"Roll your own" wire nut

Is this compliant? If not, is there anything that could be added to make it legal? (I see "ground clamps" for attaching wire to pipe that look as if they'd provide a mechanical connection.) Would you just parcel them out into appropriately sized wire nuts? The box is a 2 gang, and getting full, but it's in a crawlspace, so could get an extension if needed.

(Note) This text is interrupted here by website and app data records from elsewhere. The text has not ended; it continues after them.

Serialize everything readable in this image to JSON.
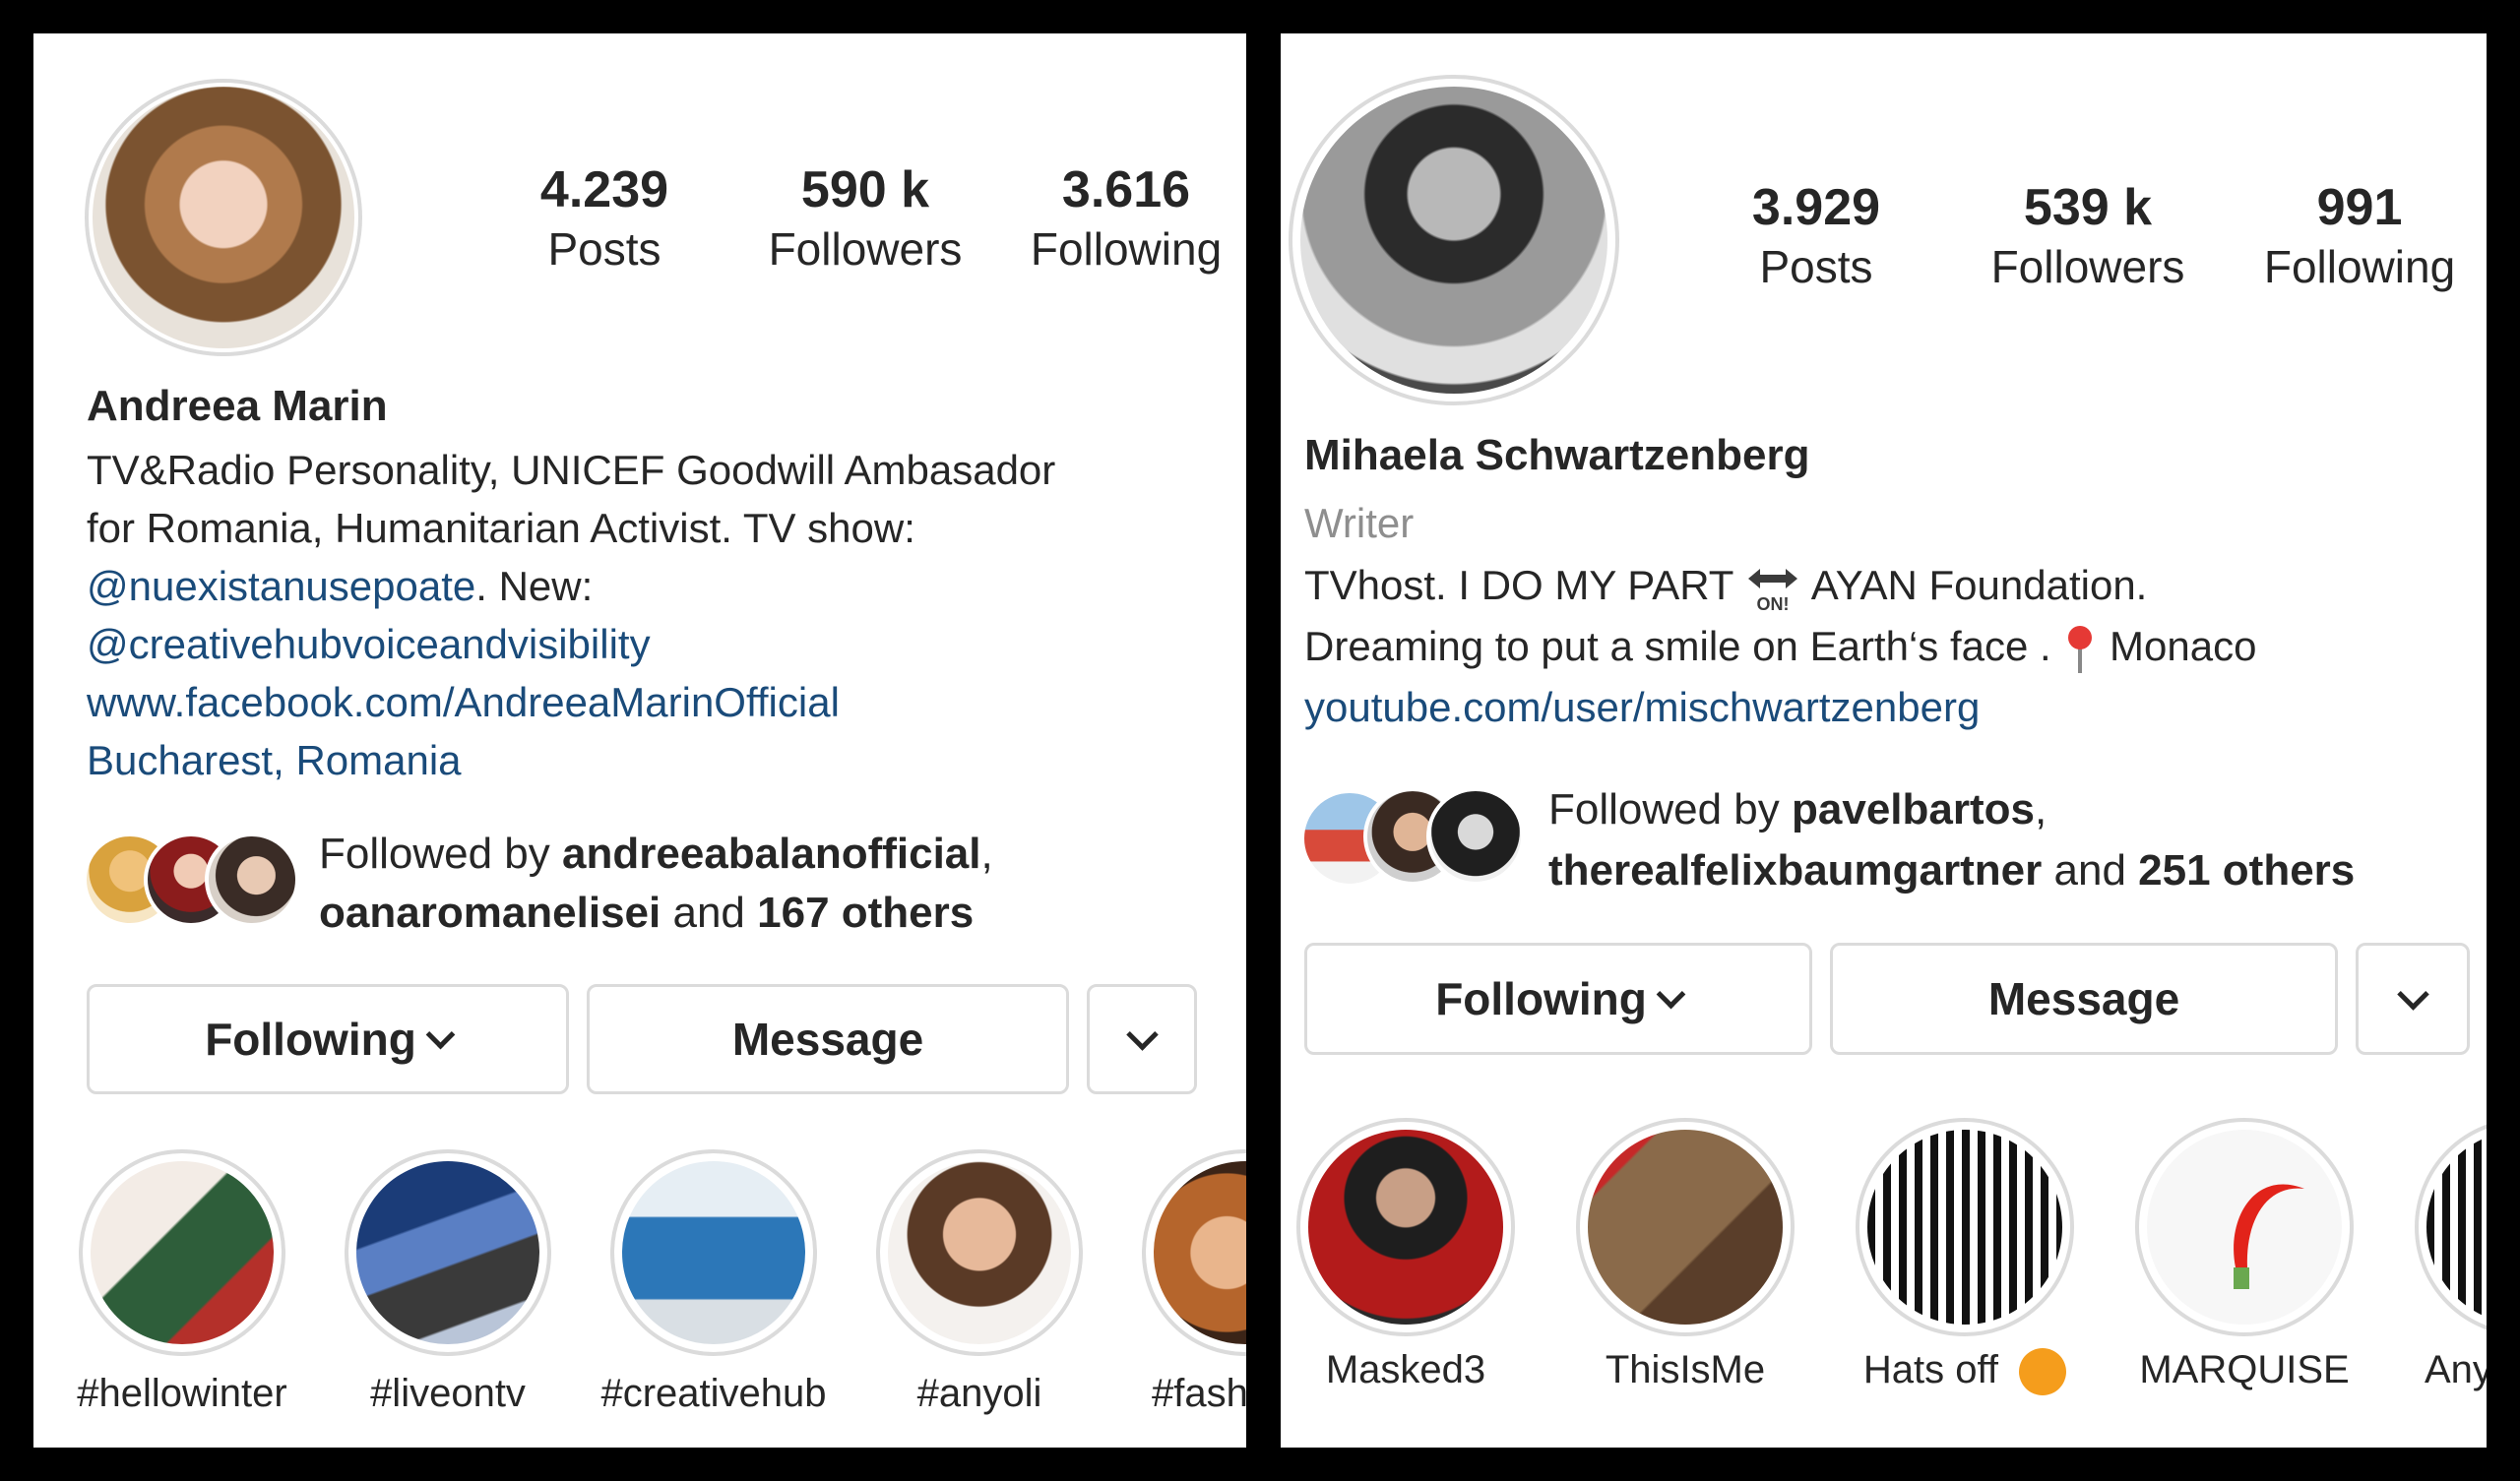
{
  "left": {
    "stats": [
      {
        "value": "4.239",
        "label": "Posts"
      },
      {
        "value": "590 k",
        "label": "Followers"
      },
      {
        "value": "3.616",
        "label": "Following"
      }
    ],
    "name": "Andreea Marin",
    "bio_line1": "TV&Radio Personality, UNICEF Goodwill Ambasador",
    "bio_line2": "for Romania, Humanitarian Activist. TV show:",
    "bio_mention1": "@nuexistanusepoate",
    "bio_after_mention1": ". New:",
    "bio_mention2": "@creativehubvoiceandvisibility",
    "bio_link": "www.facebook.com/AndreeaMarinOfficial",
    "location": "Bucharest, Romania",
    "followed_by_prefix": "Followed by ",
    "followed_by_user1": "andreeabalanofficial",
    "followed_by_comma": ",",
    "followed_by_user2": "oanaromanelisei",
    "followed_by_and": " and ",
    "followed_by_others": "167 others",
    "buttons": {
      "following": "Following",
      "message": "Message"
    },
    "highlights": [
      "#hellowinter",
      "#liveontv",
      "#creativehub",
      "#anyoli",
      "#fash"
    ]
  },
  "right": {
    "stats": [
      {
        "value": "3.929",
        "label": "Posts"
      },
      {
        "value": "539 k",
        "label": "Followers"
      },
      {
        "value": "991",
        "label": "Following"
      }
    ],
    "name": "Mihaela Schwartzenberg",
    "category": "Writer",
    "bio_line1_a": "TVhost. I DO MY PART ",
    "bio_line1_b": " AYAN Foundation.",
    "bio_line2": "Dreaming to put a smile on Earth‘s face . ",
    "bio_line2_b": " Monaco",
    "bio_link": "youtube.com/user/mischwartzenberg",
    "followed_by_prefix": "Followed by ",
    "followed_by_user1": "pavelbartos",
    "followed_by_comma": ",",
    "followed_by_user2": "therealfelixbaumgartner",
    "followed_by_and": " and ",
    "followed_by_others": "251 others",
    "buttons": {
      "following": "Following",
      "message": "Message"
    },
    "highlights": [
      "Masked3",
      "ThisIsMe",
      "Hats off",
      "MARQUISE",
      "Any"
    ]
  }
}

  • 3
    Are you sure that isn't already over the fill limit? I'm counting at least 10 whites, and I'm assuming there's 10 blacks blacks to go with it. That's a ton of 12 gauge in a 2 gang box.
    – Comintern
    Jan 7, 2016 at 2:41
  • 2
    Agreed, it looks WAY overfilled. Although, not having devices (simply a junction box) lets you get away with more wires. Jan 7, 2016 at 2:50
  • I'll get back under there and count wires/ note box volume to do a proper fill calc. It is just a junction box, and it is really well packed in there. The only slightly deceptive thing with respect to the total number of wires in there is that all the wires are on one circuit, with jumpers between the wire nuts (2 for white, 2 for black). Thanks for all the info. Jan 7, 2016 at 4:18
  • That's old-school, he "served" that. link That may be code legal for down guys, but I doubt it's legal for grounds. I would install a second junction box right next to the first to ease fill and provide room for expansion. Jan 8, 2016 at 1:43
  • @WolfHarper Would you agree that this should've been answered critically of who did it? Like, Call the Inspector, Report their License, Don't use that SINGLE circuit until it's done right, etc., etc., etc.!!!
    – Iggy
    Jan 8, 2016 at 14:58

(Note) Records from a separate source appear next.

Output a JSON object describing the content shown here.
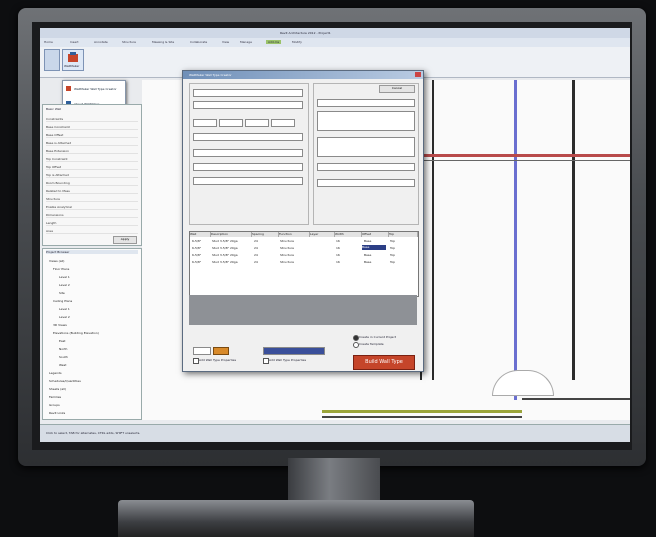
{
  "window": {
    "title": "Revit Architecture 2012 - Project1"
  },
  "ribbon_tabs": [
    "Home",
    "Insert",
    "Annotate",
    "Structure",
    "Massing & Site",
    "Collaborate",
    "View",
    "Manage",
    "Add-Ins",
    "Modify"
  ],
  "ribbon_group": "WallMaker",
  "menu_items": [
    "WallMaker Wall Type Creator",
    "About WallMaker"
  ],
  "properties": {
    "header": "Basic Wall",
    "rows": [
      "Constraints",
      "Base Constraint",
      "Base Offset",
      "Base is Attached",
      "Base Extension",
      "Top Constraint",
      "Top Offset",
      "Top is Attached",
      "Room Bounding",
      "Related to Mass",
      "Structure",
      "Enable Analytical",
      "Dimensions",
      "Length",
      "Area"
    ],
    "apply": "Apply"
  },
  "browser": {
    "header": "Project Browser",
    "items": [
      "Views (all)",
      "Floor Plans",
      "Level 1",
      "Level 2",
      "Site",
      "Ceiling Plans",
      "Level 1",
      "Level 2",
      "3D Views",
      "Elevations (Building Elevation)",
      "East",
      "North",
      "South",
      "West",
      "Legends",
      "Schedules/Quantities",
      "Sheets (all)",
      "Families",
      "Groups",
      "Revit Links"
    ]
  },
  "dialog": {
    "title": "WallMaker Wall Type Creator",
    "cancel": "Cancel",
    "build_button": "Build Wall Type",
    "radio_1": "Create in Current Project",
    "radio_2": "Create Template",
    "check_1": "Add Wall Type Properties",
    "check_2": "Add Wall Type Properties",
    "grid_headers": [
      "Wall",
      "Description",
      "Spacing",
      "Function",
      "Layer",
      "Width",
      "Offset",
      "Top"
    ],
    "grid_rows": [
      [
        "6-5/8\"",
        "Stud 3-5/8\" 20ga",
        "24",
        "Structure",
        "16",
        "Base",
        "Top"
      ],
      [
        "6-5/8\"",
        "Stud 3-5/8\" 20ga",
        "24",
        "Structure",
        "16",
        "Base",
        "Top"
      ],
      [
        "6-5/8\"",
        "Stud 3-5/8\" 20ga",
        "24",
        "Structure",
        "16",
        "Base",
        "Top"
      ],
      [
        "6-5/8\"",
        "Stud 3-5/8\" 20ga",
        "24",
        "Structure",
        "16",
        "Base",
        "Top"
      ]
    ]
  },
  "status": {
    "text": "Click to select, TAB for alternates, CTRL adds, SHIFT unselects."
  },
  "colors": {
    "accent": "#c5452a",
    "ribbon": "#eef1f5",
    "bezel": "#4a4d51"
  }
}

2 Answers 2


Simply twisting is not enough. You need a mechanical connection as well. Wire nut, crimp, etc.


110.14 Electrical Connections

Because of different characteristics of dissimilar metals, devices such as pressure terminal or pressure splicing connectors and soldering lugs shall be identified for the material of the conductor and shall be properly installed and used. Conductors of dissimilar metals shall not be intermixed in a terminal or splicing connector where physical contact occurs between dissimilar conductors (such as copper and aluminum, copper and copper-clad aluminum, or aluminum and copper-clad aluminum), unless the device is identified for the purpose and conditions of use. Materials such as solder, fluxes, inhibitors, and compounds, where employed, shall be suitable for the use and shall be of a type that will not adversely affect the conductors, installation, or equipment.

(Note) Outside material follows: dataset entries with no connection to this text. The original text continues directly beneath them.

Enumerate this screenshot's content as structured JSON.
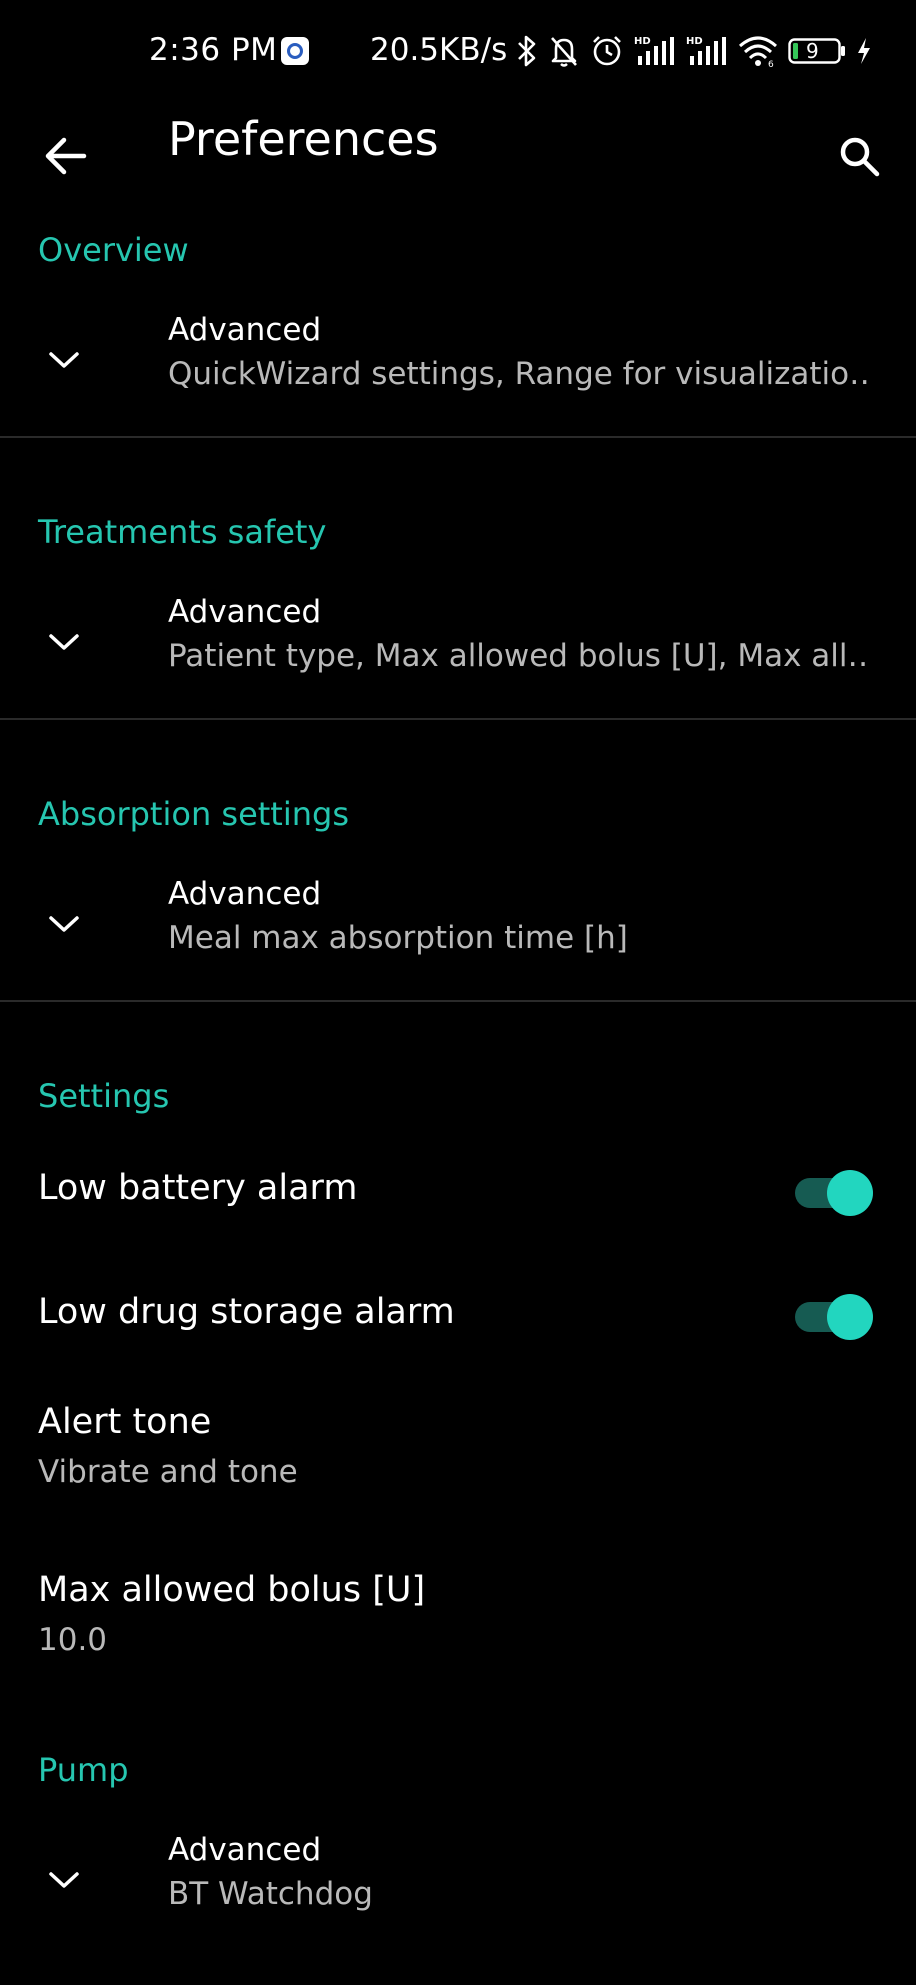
{
  "status_bar": {
    "time": "2:36 PM",
    "net_speed": "20.5KB/s",
    "battery": "9",
    "icons": [
      "bluetooth-icon",
      "bell-off-icon",
      "alarm-icon",
      "hd-signal-icon",
      "hd-signal-icon",
      "wifi-icon",
      "battery-icon",
      "charging-icon"
    ]
  },
  "app_bar": {
    "title": "Preferences",
    "back_icon": "arrow-left-icon",
    "search_icon": "search-icon"
  },
  "sections": {
    "overview": {
      "header": "Overview",
      "advanced_title": "Advanced",
      "advanced_summary": "QuickWizard settings, Range for visualizatio․․"
    },
    "treatments_safety": {
      "header": "Treatments safety",
      "advanced_title": "Advanced",
      "advanced_summary": "Patient type, Max allowed bolus [U], Max all․․"
    },
    "absorption": {
      "header": "Absorption settings",
      "advanced_title": "Advanced",
      "advanced_summary": "Meal max absorption time [h]"
    },
    "settings": {
      "header": "Settings",
      "low_battery_alarm": "Low battery alarm",
      "low_drug_storage_alarm": "Low drug storage alarm",
      "alert_tone_title": "Alert tone",
      "alert_tone_value": "Vibrate and tone",
      "max_bolus_title": "Max allowed bolus [U]",
      "max_bolus_value": "10.0"
    },
    "pump": {
      "header": "Pump",
      "advanced_title": "Advanced",
      "advanced_summary": "BT Watchdog"
    }
  },
  "toggles": {
    "low_battery_alarm": true,
    "low_drug_storage_alarm": true
  },
  "colors": {
    "accent": "#26c6b0",
    "background": "#000000",
    "switch_track": "#165b52",
    "switch_thumb": "#22d6bf"
  }
}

(B) Splices.

Conductors shall be spliced or joined with splicing devices identified for the use or by brazing, welding, or soldering with a fusible metal or alloy. Soldered splices shall first be spliced or joined so as to be mechanically and electrically secure without solder and then be soldered. All splices and joints and the free ends of conductors shall be covered with an insulation equivalent to that of the conductors or with an insulating device identified for the purpose.

Wire connectors or splicing means installed on conductors for direct burial shall be listed for such use.


NEC codes 250.148 and 110.14(B)

That kind of locks it in that they should be covered by something. I've seen them without for less wires, but that's a lot of wires to rely on a good twist.

Your Answer

By clicking “Post Your Answer”, you agree to our terms of service and acknowledge you have read our privacy policy.

Not the answer you're looking for? Browse other questions tagged or ask your own question.